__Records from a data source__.
= Beginning of Section =
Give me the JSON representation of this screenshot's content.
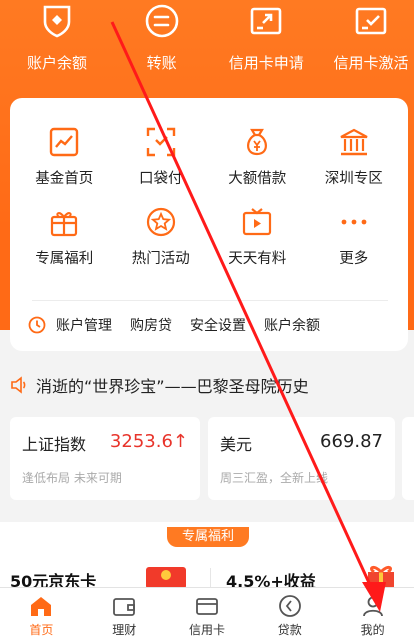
{
  "top_actions": [
    {
      "label": "账户余额",
      "icon": "shield-icon"
    },
    {
      "label": "转账",
      "icon": "transfer-icon"
    },
    {
      "label": "信用卡申请",
      "icon": "card-upload-icon"
    },
    {
      "label": "信用卡激活",
      "icon": "card-check-icon"
    }
  ],
  "services": [
    {
      "label": "基金首页",
      "icon": "chart-icon"
    },
    {
      "label": "口袋付",
      "icon": "scan-icon"
    },
    {
      "label": "大额借款",
      "icon": "money-bag-icon"
    },
    {
      "label": "深圳专区",
      "icon": "bank-building-icon"
    },
    {
      "label": "专属福利",
      "icon": "gift-icon"
    },
    {
      "label": "热门活动",
      "icon": "star-icon"
    },
    {
      "label": "天天有料",
      "icon": "tv-icon"
    },
    {
      "label": "更多",
      "icon": "more-icon"
    }
  ],
  "account_links": [
    "账户管理",
    "购房贷",
    "安全设置",
    "账户余额"
  ],
  "notice": {
    "text": "消逝的“世界珍宝”——巴黎圣母院历史"
  },
  "quotes": [
    {
      "name": "上证指数",
      "value": "3253.6",
      "trend": "↑",
      "sub": "逢低布局 未来可期",
      "value_color": "#e8342b"
    },
    {
      "name": "美元",
      "value": "669.87",
      "trend": "",
      "sub": "周三汇盈，全新上线",
      "value_color": "#222222"
    }
  ],
  "welfare": {
    "tag": "专属福利",
    "left_title": "50元京东卡",
    "right_title": "4.5%+收益"
  },
  "tabs": [
    {
      "label": "首页",
      "icon": "home-icon",
      "active": true
    },
    {
      "label": "理财",
      "icon": "wallet-icon",
      "active": false
    },
    {
      "label": "信用卡",
      "icon": "credit-card-icon",
      "active": false
    },
    {
      "label": "贷款",
      "icon": "loan-icon",
      "active": false
    },
    {
      "label": "我的",
      "icon": "user-icon",
      "active": false
    }
  ],
  "colors": {
    "brand": "#ff6a16",
    "accent": "#e8342b"
  }
}
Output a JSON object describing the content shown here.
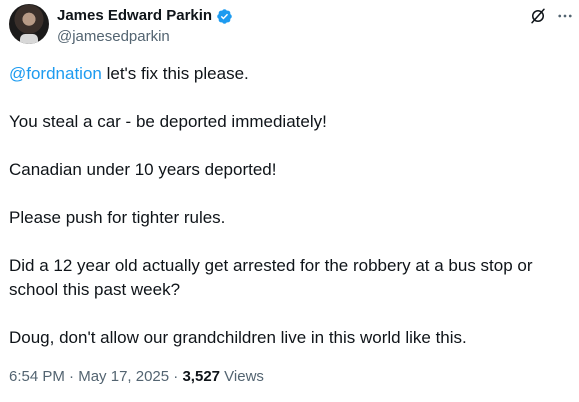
{
  "author": {
    "display_name": "James Edward Parkin",
    "handle": "@jamesedparkin",
    "verified_color": "#1d9bf0"
  },
  "tweet": {
    "mention": "@fordnation",
    "line1_rest": " let's fix this please.",
    "line2": "You steal a car - be deported immediately!",
    "line3": "Canadian under 10 years deported!",
    "line4": "Please push for tighter rules.",
    "line5": "Did a 12 year old actually get arrested for the robbery at a bus stop or school this past week?",
    "line6": "Doug, don't allow our grandchildren live in this world like this."
  },
  "meta": {
    "time": "6:54 PM",
    "sep1": " · ",
    "date": "May 17, 2025",
    "sep2": " · ",
    "views_count": "3,527",
    "views_label": " Views"
  },
  "icons": {
    "grok": "grok-icon",
    "more": "more-icon",
    "verified": "verified-badge-icon"
  },
  "colors": {
    "accent": "#1d9bf0",
    "text": "#0f1419",
    "secondary": "#536471"
  }
}
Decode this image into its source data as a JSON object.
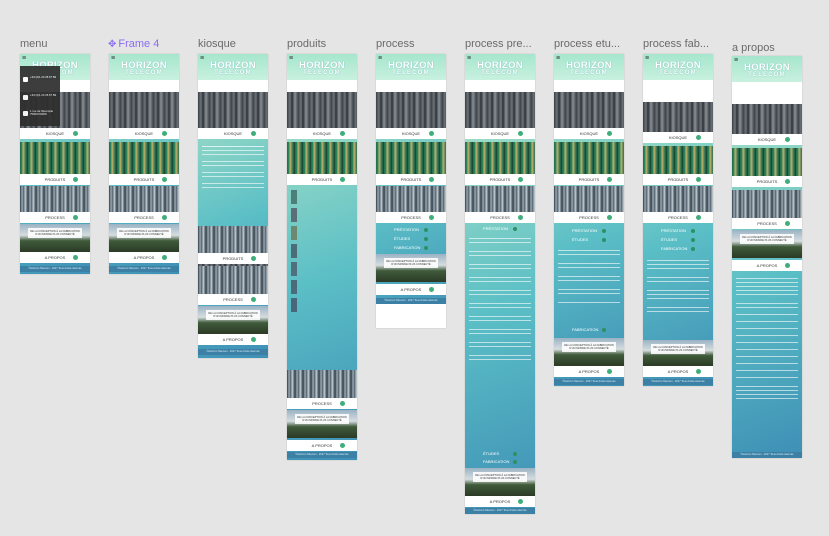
{
  "frames": [
    {
      "label": "menu",
      "selected": false
    },
    {
      "label": "Frame 4",
      "selected": true,
      "icon": "frame-icon"
    },
    {
      "label": "kiosque",
      "selected": false
    },
    {
      "label": "produits",
      "selected": false
    },
    {
      "label": "process",
      "selected": false
    },
    {
      "label": "process pre...",
      "selected": false
    },
    {
      "label": "process etu...",
      "selected": false
    },
    {
      "label": "process fab...",
      "selected": false
    },
    {
      "label": "a propos",
      "selected": false
    }
  ],
  "site": {
    "logo_top": "HORIZON",
    "logo_bottom": "TELECOM",
    "menu_icon": "hamburger-icon",
    "buttons": {
      "kiosque": "KIOSQUE",
      "produits": "PRODUITS",
      "process": "PROCESS",
      "a_propos": "A PROPOS"
    },
    "caption": "DE LA CONCEPTION À LA FABRICATION D'UN MONDE PLUS CONNECTÉ",
    "footer": "©Horizon Telecom - 2017 Tous droits réservés",
    "process_steps": [
      "PRÉSTATION",
      "ÉTUDES",
      "FABRICATION"
    ],
    "menu_items": [
      "+33 (0)1 23 45 67 89",
      "+33 (0)1 23 45 67 89",
      "1 rue de l'Exemple 75000 PARIS"
    ]
  },
  "colors": {
    "canvas_bg": "#e5e5e5",
    "selected_label": "#8a6cf2",
    "gradient_top": "#b9e9cf",
    "gradient_bottom": "#3e8fb5",
    "accent_dot": "#3fae7a"
  }
}
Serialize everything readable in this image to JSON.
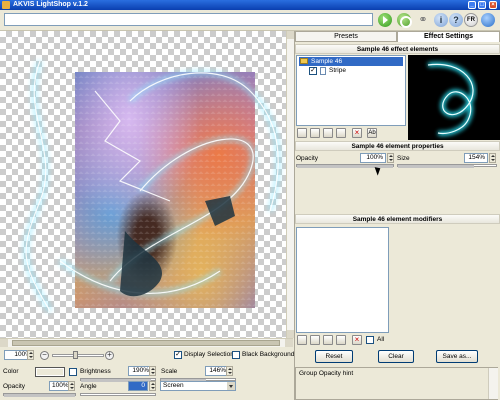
{
  "window": {
    "title": "AKVIS LightShop v.1.2"
  },
  "toolbar": {
    "progress_value": "",
    "lang_label": "FR"
  },
  "tabs": {
    "presets": "Presets",
    "effect_settings": "Effect Settings"
  },
  "elements": {
    "header": "Sample 46 effect elements",
    "tree": [
      {
        "label": "Sample 46",
        "selected": true
      },
      {
        "label": "Stripe",
        "checked": true
      }
    ]
  },
  "properties": {
    "header": "Sample 46 element properties",
    "opacity_label": "Opacity",
    "opacity_value": "100%",
    "size_label": "Size",
    "size_value": "154%"
  },
  "modifiers": {
    "header": "Sample 46 element modifiers",
    "all_label": "All"
  },
  "actions": {
    "reset": "Reset",
    "clear": "Clear",
    "save_as": "Save as..."
  },
  "hint": {
    "text": "Group Opacity hint"
  },
  "canvas_controls": {
    "zoom_value": "100%",
    "display_selection_label": "Display Selection",
    "display_selection_checked": true,
    "black_background_label": "Black Background",
    "black_background_checked": false
  },
  "bottom": {
    "color_label": "Color",
    "brightness_label": "Brightness",
    "brightness_value": "190%",
    "scale_label": "Scale",
    "scale_value": "146%",
    "opacity_label": "Opacity",
    "opacity_value": "100%",
    "angle_label": "Angle",
    "angle_value": "0",
    "blend_mode": "Screen"
  }
}
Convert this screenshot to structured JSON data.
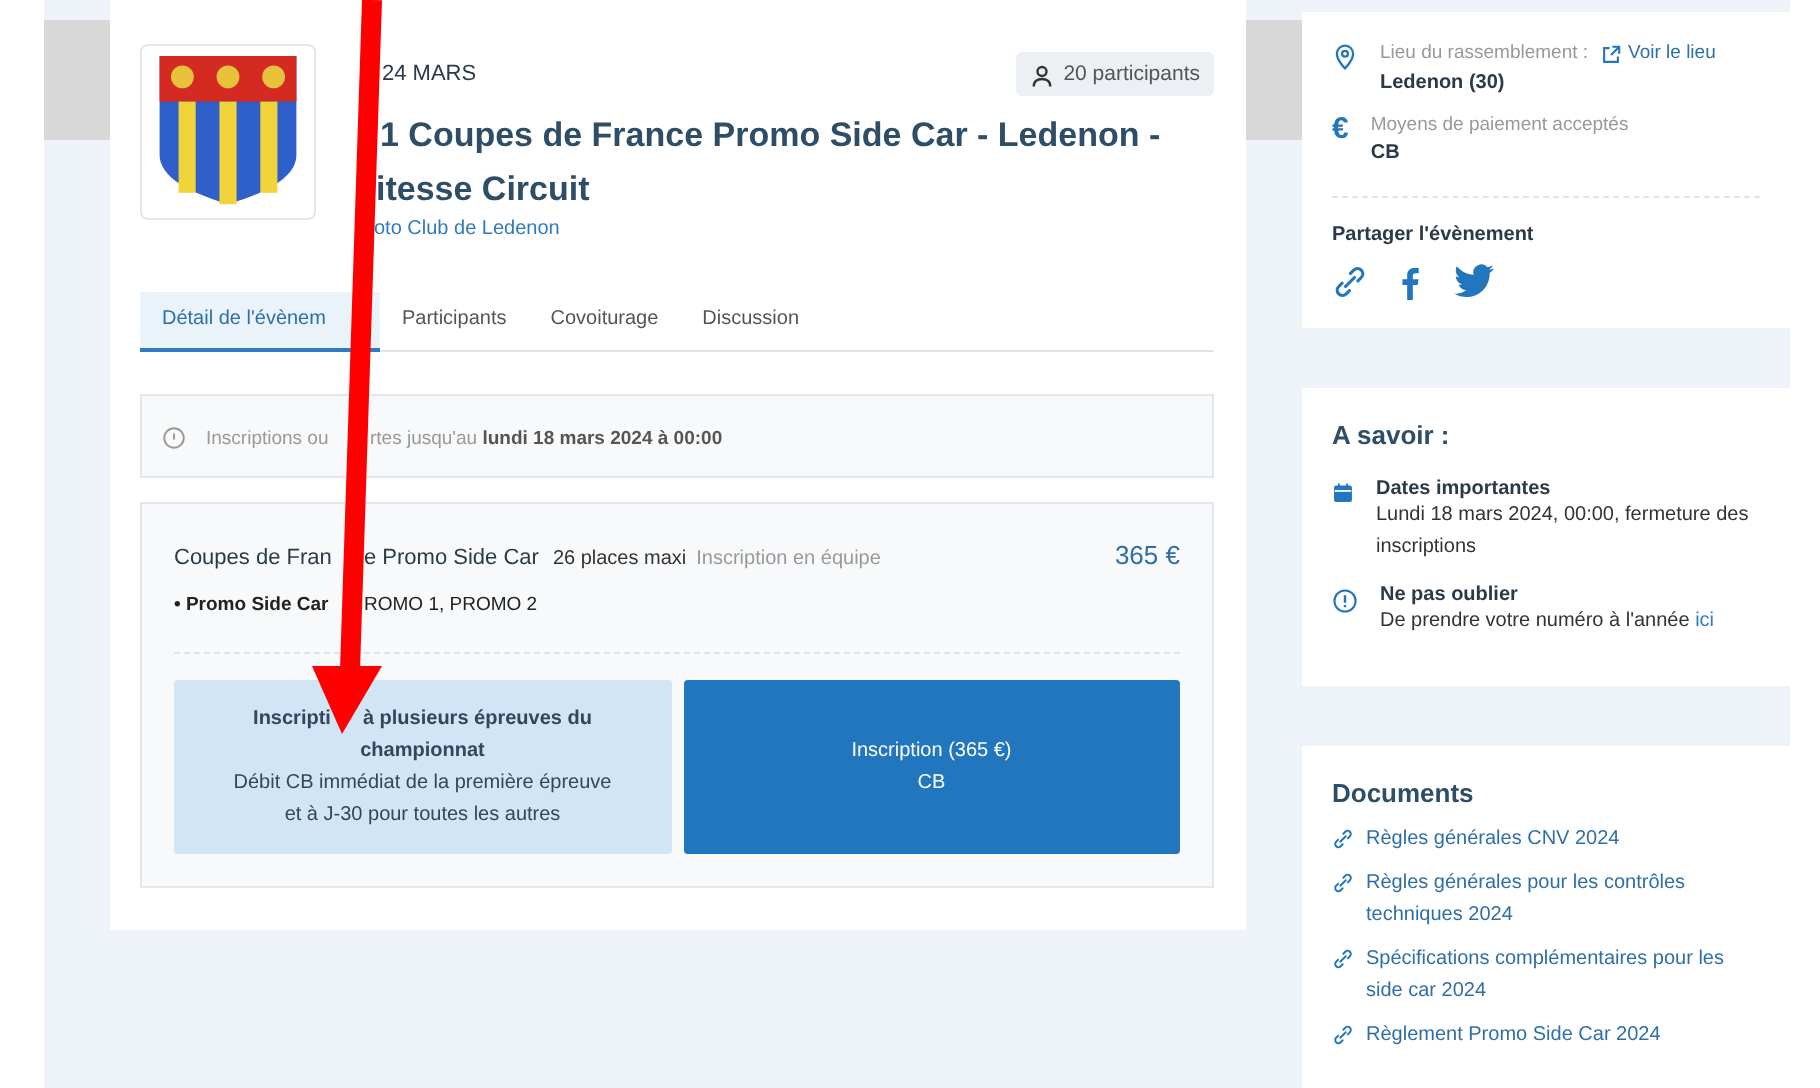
{
  "event": {
    "date": "24 MARS",
    "title_lines": [
      "1 Coupes de France Promo Side Car - Ledenon -",
      "itesse Circuit"
    ],
    "organizer": "oto Club de Ledenon",
    "participants": "20 participants"
  },
  "tabs": [
    {
      "label": "Détail de l'évènem",
      "selected": true
    },
    {
      "label": "Participants",
      "selected": false
    },
    {
      "label": "Covoiturage",
      "selected": false
    },
    {
      "label": "Discussion",
      "selected": false
    }
  ],
  "notice": [
    "Inscriptions ou",
    "rtes jusqu'au **lundi 18 mars 2024 à 00:00**"
  ],
  "offer": {
    "title": [
      "Coupes de Fran",
      "e Promo Side Car"
    ],
    "places": "26 places maxi",
    "type": "Inscription en équipe",
    "price": "365 €",
    "category": [
      "• Promo Side Car",
      "ROMO 1, PROMO 2"
    ],
    "buttons": [
      {
        "kind": "light",
        "lines": [
          {
            "parts": [
              "Inscripti",
              "à plusieurs épreuves du"
            ],
            "bold": true
          },
          {
            "parts": [
              "championnat"
            ],
            "bold": true
          },
          {
            "parts": [
              "Débit CB immédiat de la première épreuve"
            ],
            "bold": false
          },
          {
            "parts": [
              "et à J-30 pour toutes les autres"
            ],
            "bold": false
          }
        ]
      },
      {
        "kind": "primary",
        "lines": [
          {
            "parts": [
              "Inscription (365 €)"
            ],
            "bold": false
          },
          {
            "parts": [
              "CB"
            ],
            "bold": false
          }
        ]
      }
    ]
  },
  "info": {
    "place_label": "Lieu du rassemblement :",
    "place_link": "Voir le lieu",
    "place": "Ledenon (30)",
    "currency_symbol": "€",
    "payment_label": "Moyens de paiement acceptés",
    "payment": "CB",
    "share": "Partager l'évènement"
  },
  "a_savoir": {
    "title": "A savoir :",
    "items": [
      {
        "kind": "calendar",
        "title": "Dates importantes",
        "text": "Lundi 18 mars 2024, 00:00, fermeture des inscriptions"
      },
      {
        "kind": "alert",
        "title": "Ne pas oublier",
        "text": "De prendre votre numéro à l'année ",
        "link": "ici"
      }
    ]
  },
  "documents": {
    "title": "Documents",
    "items": [
      "Règles générales CNV 2024",
      "Règles générales pour les contrôles techniques 2024",
      "Spécifications complémentaires pour les side car 2024",
      "Règlement Promo Side Car 2024"
    ]
  }
}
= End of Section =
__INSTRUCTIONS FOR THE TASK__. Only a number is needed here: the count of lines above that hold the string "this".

__ANSWER FOR THE TASK__. 7